"All of a Twist" by Reza Negarestani at Weird Fiction Review

I read Reza Negarestani's "Cyclonopedia" this past summer (I think it was summer) and much hated it. I'm not sure how Negarestani has somehow managed (perhaps by black Arabian majicks) to delude the likes of the VanderMeers and China MiƩville into considering him a weird fictioneer, or even someone worth mention, rather than a philosophic imposter, insofar as I found "Cyclonopedia" to be not a piece of fiction at all, so much as a helter-skelter of vapid theory convoluted with fat, Cyclopean language. Yes, "Cyclonopedia" has moments where it shines, where great depth is unearthed with the Cthulhean shudderings of Negarestani's laborious conjurings; but, generally, I call it total farce and neither here nor there.
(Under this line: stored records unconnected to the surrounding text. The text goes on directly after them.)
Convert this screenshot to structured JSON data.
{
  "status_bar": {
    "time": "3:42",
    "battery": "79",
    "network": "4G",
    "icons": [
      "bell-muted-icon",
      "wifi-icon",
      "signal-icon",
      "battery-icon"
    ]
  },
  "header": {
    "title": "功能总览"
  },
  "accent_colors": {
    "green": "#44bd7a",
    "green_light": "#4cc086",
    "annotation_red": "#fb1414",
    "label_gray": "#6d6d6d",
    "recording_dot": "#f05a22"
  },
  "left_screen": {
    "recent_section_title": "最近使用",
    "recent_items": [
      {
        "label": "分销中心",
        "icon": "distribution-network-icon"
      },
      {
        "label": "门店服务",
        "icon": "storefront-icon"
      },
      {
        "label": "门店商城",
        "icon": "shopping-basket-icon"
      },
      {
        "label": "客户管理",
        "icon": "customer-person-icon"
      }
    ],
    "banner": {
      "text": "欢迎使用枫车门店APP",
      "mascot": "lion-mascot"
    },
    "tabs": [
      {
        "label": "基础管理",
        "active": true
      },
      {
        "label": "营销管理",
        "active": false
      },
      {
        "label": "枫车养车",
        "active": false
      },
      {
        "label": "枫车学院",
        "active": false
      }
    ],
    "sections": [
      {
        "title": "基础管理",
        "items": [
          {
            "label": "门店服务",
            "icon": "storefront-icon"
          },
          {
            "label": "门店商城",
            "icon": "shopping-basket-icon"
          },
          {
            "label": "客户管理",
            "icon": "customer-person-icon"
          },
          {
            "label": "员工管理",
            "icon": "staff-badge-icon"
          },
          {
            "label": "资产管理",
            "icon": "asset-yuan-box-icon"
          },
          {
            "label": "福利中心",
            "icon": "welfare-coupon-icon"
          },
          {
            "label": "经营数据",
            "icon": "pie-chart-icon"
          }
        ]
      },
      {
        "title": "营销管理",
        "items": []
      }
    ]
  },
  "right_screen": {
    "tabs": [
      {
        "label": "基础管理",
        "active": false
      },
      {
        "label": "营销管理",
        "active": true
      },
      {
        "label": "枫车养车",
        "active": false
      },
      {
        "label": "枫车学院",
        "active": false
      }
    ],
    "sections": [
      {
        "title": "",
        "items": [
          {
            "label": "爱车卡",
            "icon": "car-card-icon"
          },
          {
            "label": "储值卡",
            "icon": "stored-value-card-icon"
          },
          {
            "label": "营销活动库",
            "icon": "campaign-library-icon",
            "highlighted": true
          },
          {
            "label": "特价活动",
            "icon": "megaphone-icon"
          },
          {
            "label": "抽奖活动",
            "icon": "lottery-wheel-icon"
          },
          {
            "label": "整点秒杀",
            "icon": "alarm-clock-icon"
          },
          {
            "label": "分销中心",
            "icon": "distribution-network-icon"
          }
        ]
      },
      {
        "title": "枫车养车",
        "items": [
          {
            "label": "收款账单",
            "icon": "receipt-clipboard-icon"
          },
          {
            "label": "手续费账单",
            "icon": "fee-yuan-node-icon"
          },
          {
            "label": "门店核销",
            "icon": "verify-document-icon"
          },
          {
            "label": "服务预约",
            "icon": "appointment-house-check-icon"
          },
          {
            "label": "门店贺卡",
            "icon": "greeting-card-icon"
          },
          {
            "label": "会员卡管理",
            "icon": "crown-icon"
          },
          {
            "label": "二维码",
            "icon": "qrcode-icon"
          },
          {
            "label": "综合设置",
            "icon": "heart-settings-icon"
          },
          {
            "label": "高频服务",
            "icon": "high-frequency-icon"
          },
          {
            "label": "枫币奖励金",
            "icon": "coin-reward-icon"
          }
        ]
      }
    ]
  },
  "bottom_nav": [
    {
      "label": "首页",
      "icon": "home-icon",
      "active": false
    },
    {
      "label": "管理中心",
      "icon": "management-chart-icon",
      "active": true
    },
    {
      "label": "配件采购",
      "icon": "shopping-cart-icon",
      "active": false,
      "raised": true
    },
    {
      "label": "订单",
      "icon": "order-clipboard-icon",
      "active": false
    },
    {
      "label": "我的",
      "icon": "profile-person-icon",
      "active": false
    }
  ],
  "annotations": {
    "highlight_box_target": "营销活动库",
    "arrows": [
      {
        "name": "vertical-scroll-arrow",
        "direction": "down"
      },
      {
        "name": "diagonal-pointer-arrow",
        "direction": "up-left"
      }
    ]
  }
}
That said, this is actually a really intelligent article. It is also a real piece of cogent theory (unlike "Cyclonopedia," which was like sifting through the remains of the author's vomit to discover what he had digested). It would be perfect if Negarestani didn't fall back on plugging his half-baked "novel" to wrap up the text... but I recommend it anyway.

oh what the hell, I guess it was alright.

From "All of a Twist" by Reza Negarestani at the Weird Fiction Review:

"Now if narration is both ‘to know’ and ‘to relate’, not only is the narration of/about the contingent reality twisted with a logic endemic to tales of spirit possession (when I think, it is actually the outsider, the demon inside me that thinks through me), but also it is unfolded with the dynamics inherent to conspiracy theories (all relations, adventures and plots are twistedly driven by a secret agreement – or complicity – between contingent and indifferent objective worlds… the more epical the narration, the thicker the conspiracy, the more elliptical the depth of the complicity)..."




  1. I'm not sure if you're being sarcastic, or in which part of your post you're being sarcastic, or...
    ...the turgid cleft-poles of disingenuity despound the slough of despond-esque melancholy of the literati.